ABOUT THIS EXERCISE: Below are some records; output all of them exactly.

DATASET EXCERPTS:
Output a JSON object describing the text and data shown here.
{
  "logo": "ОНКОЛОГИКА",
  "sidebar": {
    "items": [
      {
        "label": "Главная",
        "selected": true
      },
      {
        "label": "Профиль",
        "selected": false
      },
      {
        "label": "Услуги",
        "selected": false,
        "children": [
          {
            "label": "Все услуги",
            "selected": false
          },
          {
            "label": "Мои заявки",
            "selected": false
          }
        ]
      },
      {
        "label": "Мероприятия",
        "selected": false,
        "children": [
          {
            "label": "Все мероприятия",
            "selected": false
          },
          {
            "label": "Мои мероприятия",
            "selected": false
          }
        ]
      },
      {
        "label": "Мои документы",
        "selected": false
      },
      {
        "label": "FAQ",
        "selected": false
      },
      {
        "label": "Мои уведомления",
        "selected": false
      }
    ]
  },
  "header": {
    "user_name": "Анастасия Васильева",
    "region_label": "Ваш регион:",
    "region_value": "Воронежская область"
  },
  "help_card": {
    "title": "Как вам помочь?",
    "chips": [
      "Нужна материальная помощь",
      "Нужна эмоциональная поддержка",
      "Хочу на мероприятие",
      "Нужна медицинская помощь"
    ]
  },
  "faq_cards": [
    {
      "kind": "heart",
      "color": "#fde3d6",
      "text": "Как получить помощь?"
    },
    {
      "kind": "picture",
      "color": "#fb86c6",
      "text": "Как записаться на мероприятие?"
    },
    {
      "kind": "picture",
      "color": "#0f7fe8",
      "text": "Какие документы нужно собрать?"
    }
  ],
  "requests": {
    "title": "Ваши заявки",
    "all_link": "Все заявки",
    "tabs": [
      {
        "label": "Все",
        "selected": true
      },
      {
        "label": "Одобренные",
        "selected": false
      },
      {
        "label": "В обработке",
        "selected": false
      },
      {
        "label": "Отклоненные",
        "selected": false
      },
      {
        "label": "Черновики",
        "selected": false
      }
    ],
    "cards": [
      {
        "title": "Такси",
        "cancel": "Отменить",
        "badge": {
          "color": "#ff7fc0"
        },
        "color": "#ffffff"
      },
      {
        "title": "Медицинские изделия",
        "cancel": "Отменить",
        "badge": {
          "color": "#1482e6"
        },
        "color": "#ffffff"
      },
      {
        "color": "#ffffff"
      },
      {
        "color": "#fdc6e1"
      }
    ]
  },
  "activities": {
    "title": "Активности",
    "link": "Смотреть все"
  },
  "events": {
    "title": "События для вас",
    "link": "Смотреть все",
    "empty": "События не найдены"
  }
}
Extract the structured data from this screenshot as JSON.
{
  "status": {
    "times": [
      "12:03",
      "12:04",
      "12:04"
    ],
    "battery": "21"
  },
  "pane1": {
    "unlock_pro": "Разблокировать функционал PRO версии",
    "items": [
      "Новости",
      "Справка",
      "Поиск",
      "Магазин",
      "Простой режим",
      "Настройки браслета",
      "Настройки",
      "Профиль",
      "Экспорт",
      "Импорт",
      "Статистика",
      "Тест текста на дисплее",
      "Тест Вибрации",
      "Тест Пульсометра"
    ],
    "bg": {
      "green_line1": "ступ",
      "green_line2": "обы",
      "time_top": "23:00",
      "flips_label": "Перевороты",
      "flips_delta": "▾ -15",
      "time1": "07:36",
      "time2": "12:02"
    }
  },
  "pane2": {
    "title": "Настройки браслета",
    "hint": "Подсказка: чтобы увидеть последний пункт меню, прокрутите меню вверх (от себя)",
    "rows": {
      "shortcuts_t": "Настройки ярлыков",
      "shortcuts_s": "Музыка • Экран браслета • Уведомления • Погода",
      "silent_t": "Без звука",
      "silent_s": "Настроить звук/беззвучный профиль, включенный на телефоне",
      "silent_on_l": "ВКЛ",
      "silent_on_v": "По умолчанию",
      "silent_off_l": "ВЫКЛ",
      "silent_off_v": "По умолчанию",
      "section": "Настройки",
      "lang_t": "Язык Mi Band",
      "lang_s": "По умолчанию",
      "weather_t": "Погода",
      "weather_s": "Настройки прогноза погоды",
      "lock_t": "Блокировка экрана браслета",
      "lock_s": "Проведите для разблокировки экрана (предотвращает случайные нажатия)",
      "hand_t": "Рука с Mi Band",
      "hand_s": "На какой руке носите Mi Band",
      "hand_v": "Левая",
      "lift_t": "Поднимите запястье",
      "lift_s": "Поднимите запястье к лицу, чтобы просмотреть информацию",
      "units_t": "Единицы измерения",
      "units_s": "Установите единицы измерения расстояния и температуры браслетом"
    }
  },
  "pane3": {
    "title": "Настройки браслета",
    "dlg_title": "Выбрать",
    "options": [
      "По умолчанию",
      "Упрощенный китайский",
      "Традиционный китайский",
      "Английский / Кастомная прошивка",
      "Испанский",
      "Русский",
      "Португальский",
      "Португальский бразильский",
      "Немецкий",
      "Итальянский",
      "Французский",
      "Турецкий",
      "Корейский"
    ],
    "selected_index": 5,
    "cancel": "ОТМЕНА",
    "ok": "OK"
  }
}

TASK RESULT:
Output a JSON object describing the text and data shown here.
{
  "logo": "ОНКОЛОГИКА",
  "sidebar": {
    "items": [
      {
        "label": "Главная",
        "selected": true
      },
      {
        "label": "Профиль",
        "selected": false
      },
      {
        "label": "Услуги",
        "selected": false,
        "children": [
          {
            "label": "Все услуги",
            "selected": false
          },
          {
            "label": "Мои заявки",
            "selected": false
          }
        ]
      },
      {
        "label": "Мероприятия",
        "selected": false,
        "children": [
          {
            "label": "Все мероприятия",
            "selected": false
          },
          {
            "label": "Мои мероприятия",
            "selected": false
          }
        ]
      },
      {
        "label": "Мои документы",
        "selected": false
      },
      {
        "label": "FAQ",
        "selected": false
      },
      {
        "label": "Мои уведомления",
        "selected": false
      }
    ]
  },
  "header": {
    "user_name": "Анастасия Васильева",
    "region_label": "Ваш регион:",
    "region_value": "Воронежская область"
  },
  "help_card": {
    "title": "Как вам помочь?",
    "chips": [
      "Нужна материальная помощь",
      "Нужна эмоциональная поддержка",
      "Хочу на мероприятие",
      "Нужна медицинская помощь"
    ]
  },
  "faq_cards": [
    {
      "kind": "heart",
      "color": "#fde3d6",
      "text": "Как получить помощь?"
    },
    {
      "kind": "picture",
      "color": "#fb86c6",
      "text": "Как записаться на мероприятие?"
    },
    {
      "kind": "picture",
      "color": "#0f7fe8",
      "text": "Какие документы нужно собрать?"
    }
  ],
  "requests": {
    "title": "Ваши заявки",
    "all_link": "Все заявки",
    "tabs": [
      {
        "label": "Все",
        "selected": true
      },
      {
        "label": "Одобренные",
        "selected": false
      },
      {
        "label": "В обработке",
        "selected": false
      },
      {
        "label": "Отклоненные",
        "selected": false
      },
      {
        "label": "Черновики",
        "selected": false
      }
    ],
    "cards": [
      {
        "title": "Такси",
        "cancel": "Отменить",
        "badge": {
          "color": "#ff7fc0"
        },
        "color": "#ffffff"
      },
      {
        "title": "Медицинские изделия",
        "cancel": "Отменить",
        "badge": {
          "color": "#1482e6"
        },
        "color": "#ffffff"
      },
      {
        "color": "#ffffff"
      },
      {
        "color": "#fdc6e1"
      }
    ]
  },
  "activities": {
    "title": "Активности",
    "link": "Смотреть все"
  },
  "events": {
    "title": "События для вас",
    "link": "Смотреть все",
    "empty": "События не найдены"
  }
}
Extract the structured data from this screenshot as JSON.
{
  "status": {
    "times": [
      "12:03",
      "12:04",
      "12:04"
    ],
    "battery": "21"
  },
  "pane1": {
    "unlock_pro": "Разблокировать функционал PRO версии",
    "items": [
      "Новости",
      "Справка",
      "Поиск",
      "Магазин",
      "Простой режим",
      "Настройки браслета",
      "Настройки",
      "Профиль",
      "Экспорт",
      "Импорт",
      "Статистика",
      "Тест текста на дисплее",
      "Тест Вибрации",
      "Тест Пульсометра"
    ],
    "bg": {
      "green_line1": "ступ",
      "green_line2": "обы",
      "time_top": "23:00",
      "flips_label": "Перевороты",
      "flips_delta": "▾ -15",
      "time1": "07:36",
      "time2": "12:02"
    }
  },
  "pane2": {
    "title": "Настройки браслета",
    "hint": "Подсказка: чтобы увидеть последний пункт меню, прокрутите меню вверх (от себя)",
    "rows": {
      "shortcuts_t": "Настройки ярлыков",
      "shortcuts_s": "Музыка • Экран браслета • Уведомления • Погода",
      "silent_t": "Без звука",
      "silent_s": "Настроить звук/беззвучный профиль, включенный на телефоне",
      "silent_on_l": "ВКЛ",
      "silent_on_v": "По умолчанию",
      "silent_off_l": "ВЫКЛ",
      "silent_off_v": "По умолчанию",
      "section": "Настройки",
      "lang_t": "Язык Mi Band",
      "lang_s": "По умолчанию",
      "weather_t": "Погода",
      "weather_s": "Настройки прогноза погоды",
      "lock_t": "Блокировка экрана браслета",
      "lock_s": "Проведите для разблокировки экрана (предотвращает случайные нажатия)",
      "hand_t": "Рука с Mi Band",
      "hand_s": "На какой руке носите Mi Band",
      "hand_v": "Левая",
      "lift_t": "Поднимите запястье",
      "lift_s": "Поднимите запястье к лицу, чтобы просмотреть информацию",
      "units_t": "Единицы измерения",
      "units_s": "Установите единицы измерения расстояния и температуры браслетом"
    }
  },
  "pane3": {
    "title": "Настройки браслета",
    "dlg_title": "Выбрать",
    "options": [
      "По умолчанию",
      "Упрощенный китайский",
      "Традиционный китайский",
      "Английский / Кастомная прошивка",
      "Испанский",
      "Русский",
      "Португальский",
      "Португальский бразильский",
      "Немецкий",
      "Итальянский",
      "Французский",
      "Турецкий",
      "Корейский"
    ],
    "selected_index": 5,
    "cancel": "ОТМЕНА",
    "ok": "OK"
  }
}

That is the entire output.